Union to fight Guillen's suspension

Union files grievance against Guillen's suspension

NEW YORK -- The Players Association has filed a grievance against Major League Baseball with the intent of overturning the 15-day suspension meted out last week to Kansas City Royals outfielder Jose Guillen, a union spokesman confirmed on Tuesday.

Guillen and Jay Gibbons of the Orioles were both suspended last Thursday by Commissioner Bud Selig after investigations into their alleged use of performance-enhancing drugs during the period from 2003-05.

Shyam Das, baseball's special arbitrator, is expected to hear the grievance sometime early next year, but a hearing has not been scheduled.

"It's been agreed that the matter needs to be resolved prior to Opening Day," Michael Weiner, the union's general counsel, told the Associated Press.

Both players were interviewed by Rob Manfred, MLB's vice president of labor relations and human resources, after press reports revealed that they had received drugs from Florida clinics being investigated as part of a far-reaching probe by the Albany, N.Y., district attorney.

MLB's drug policy in 2004 called for a player being anonymously placed into a clinical tract for a first positive test and suspended for 15 days for a second positive test.

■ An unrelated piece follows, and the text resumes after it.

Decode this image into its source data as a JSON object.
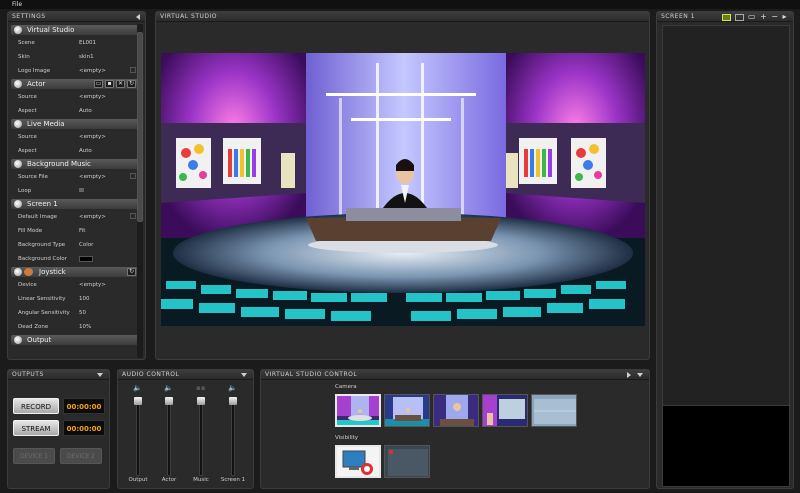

The penalties now are a 50-game suspension for a first offense, 100 games for a second and a lifetime ban, with the possibility of reinstatement after two years, for a third.

Gibbons and Guillen are the first active players to be suspended for drug use without failing a urine test since a drug policy was first collectively bargained into the 2002 Basic Agreement. The suspensions are set to be served at the start of the 2008 season.

Two years ago, then-Diamondbacks reliever Jason Grimsley was suspended for 50 games after his name surfaced in a federal probe as having procured and taken human growth hormone (HGH). Grimsley, who asked for and was given his release at the time, subsequently retired. The union decided there was no reason to grieve Grimsley's suspension because it was never served.

Guillen, a free-agent outfielder who recently signed a three-year, $36 million contract with the Royals, apparently asked the union to pursue the matter.

Drug Policy in Baseball

Four players -- Mets pitcher Scott Schoeneweis, Angels outfielder Gary Matthews Jr., Blue Jays third baseman Troy Glaus and Cardinals outfielder Rick Ankiel -- were cleared of any potential discipline last week by Selig after MLB determined that there was insufficient evidence of a violation in those four cases.

Two investigations, involving Rangers outfielder Jerry Hairston Jr. and Indians pitcher Paul Byrd, remain open.

Manfred and/or other MLB lawyers have met with all the players, who were also involved in the Albany investigation.

Guillen and two former Major League players -- third baseman Matt Williams and pitcher Ismael Valdez -- were reported on Nov. 6 to have bought performance-enhancing drugs from a Florida clinic.

The purchases mostly came prior to the beginning of drug testing for steroids in 2003. HGH, which remains unreliably detectable through a urine test, wasn't put on the list of banned substances until 2005.

Records said that Guillen purchased $19,000 worth of drugs from the Palm Beach Rejuvenation Center, which, along with other anti-aging clinics and online pharmacies in Florida and Alabama, was targeted for illegal sales of drugs, including steroids and HGH. It was raided by Florida law enforcement agencies on Feb. 27.

Guillen purchased the drugs between May 2002 and June 2005, during which he played for Arizona, Cincinnati, Oakland, the Angels and Washington. Williams was playing for the Diamondbacks in 2002 when he purchased $11,600 worth of HGH, steroids and other drugs. Valdez bought $11,300 worth of performance-enhancing drugs in 2002 after he was traded from the Rangers to the Mariners.

Some of the prescriptions were written by a Florida dentist whose license has since been suspended.

Barry M. Bloom is a national reporter for MLB.com. This story was not subject to the approval of Major League Baseball or its clubs.